(c) A lawyer who has been certified by the Supreme Court of Virginia as a specialist in some capacity may use the designation of being so certified, e.g., "certified mediator" or a substantially similar designation;

(d) A lawyer may communicate the fact that the lawyer has been certified as a specialist in a field of law by a named organization, provided that the communication clearly states that there is no procedure in the Commonwealth of Virginia for approving certifying organizations.

In Legal Ethics Opinion 979 (1987) the Virginia State Bar Standing Committee on Legal Ethics concluded that the use of the word "specializes" alone, without a preceding adjective "recognized" or "certified," is not per se unethical.
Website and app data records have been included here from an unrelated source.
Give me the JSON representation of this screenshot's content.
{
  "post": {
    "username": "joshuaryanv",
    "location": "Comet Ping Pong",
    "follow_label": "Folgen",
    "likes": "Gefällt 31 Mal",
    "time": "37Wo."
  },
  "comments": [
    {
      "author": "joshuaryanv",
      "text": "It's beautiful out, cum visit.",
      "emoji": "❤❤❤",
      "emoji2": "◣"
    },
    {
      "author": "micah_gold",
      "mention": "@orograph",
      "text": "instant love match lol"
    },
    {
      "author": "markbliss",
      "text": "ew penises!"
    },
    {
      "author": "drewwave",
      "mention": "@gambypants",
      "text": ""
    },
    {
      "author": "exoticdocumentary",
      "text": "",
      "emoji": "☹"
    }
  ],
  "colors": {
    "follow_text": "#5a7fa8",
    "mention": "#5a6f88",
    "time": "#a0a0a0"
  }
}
Ethical Consideration (EC) 2-16 addresses the word "specialist" and states that an attorney should avoid the use of that particular title, to avoid misleading the public about an attorney’s level of qualification or skill. EC 2-16 goes on to state that attorneys may, if factually correct, state that their practices are limited to one or more areas of law. This committee observes that the Legal Ethics Committee was divided in LEO 979. However, the Legal Ethics Committee reached similar conclusions in Legal Ethics Opinion 1425 (1991) reaffirming that it is not per se unethical for an attorney to advertise that he "specializes" in a certain area of law, so long as he does not claim to be a "recognized" or "certified" specialist, except as permitted under DR 2-104 in regard to admiralty or patent or trademark law.

Legal Ethics Opinion 1385 (1990) addresses the issue of an attorney officially recognized as a Board Certified Tax Lawyer in another jurisdiction and inquired as to whether he could use that title on his letterhead if practicing in Virginia when such certification did not come from Virginia. The committee concluded that such designation on letterhead stationery and business cards would not be improper, citing the United States Supreme Court’s decision in Peel v. Attorney Registration & Disciplinary Comm’n of Illinois, 496 U.S. 91 (1990) (lawyer who used designation that he is a civil trial specialist certified by the National Board of Trial Advocacy entitled to protection under first amendment commercial speech doctrine).

The Committee observes that the requirements for licensure for a certified public accountant is rigorous. To obtain a CPA license an applicant must pass the Uniform CPA Examination administered by the State Board of Accountancy. This exam covers and tests the applicant thoroughly on matters involving taxation. Passage of this exam is difficult and provides at least some objective measurement that the applicant possesses a certain level of knowledge in the field of taxation. 18 VAC 5-20-20 (D). The applicant must also satisfy the educational requirements which include a baccalaureate degree and at least 24 semester hours of accounting courses, undergraduate or graduate, including taxation. 18 VAC 5-20-20 (C). In addition, unlike the legal profession, most jurisdictions, including Virginia, require experience in public accounting before a license may be issued. Virginia requires two years of experience in public accounting or two years experience under the supervision or a CPA in order to qualify for an original license. 18 VAC 5-20-80. Nonlawyer CPAs are recognized in Virginia as being capable and authorized to engage in tax practice without a law degree because they are regulated by the state and have demonstrated that they have met certain minimum educational requirements. Va. S. Ct. R., Pt. 6, I, UPR 6, and UPC 5-8.

Based on the foregoing, this committee concludes that it would not be per se improper for an attorney possessing the licenses and certifications described herein to use the terms "tax specialist" or "specializing" in tax provided such claims are truthful and comport with DR 2-101 (A) or Rule 7.1 of the new Rules of Professional Conduct.

Committee Opinion

May 25, 1999


 

1 The Board of Accountancy Rules and Regulations list other experience alternatives that qualify the applicant for licensure but the internship is the typical route. The other experience requirements are quite substantial in their own right requiring three years of experience level accounting courses including taxation. constituting at least 800 hours in performing diversified accounting services or teaching upper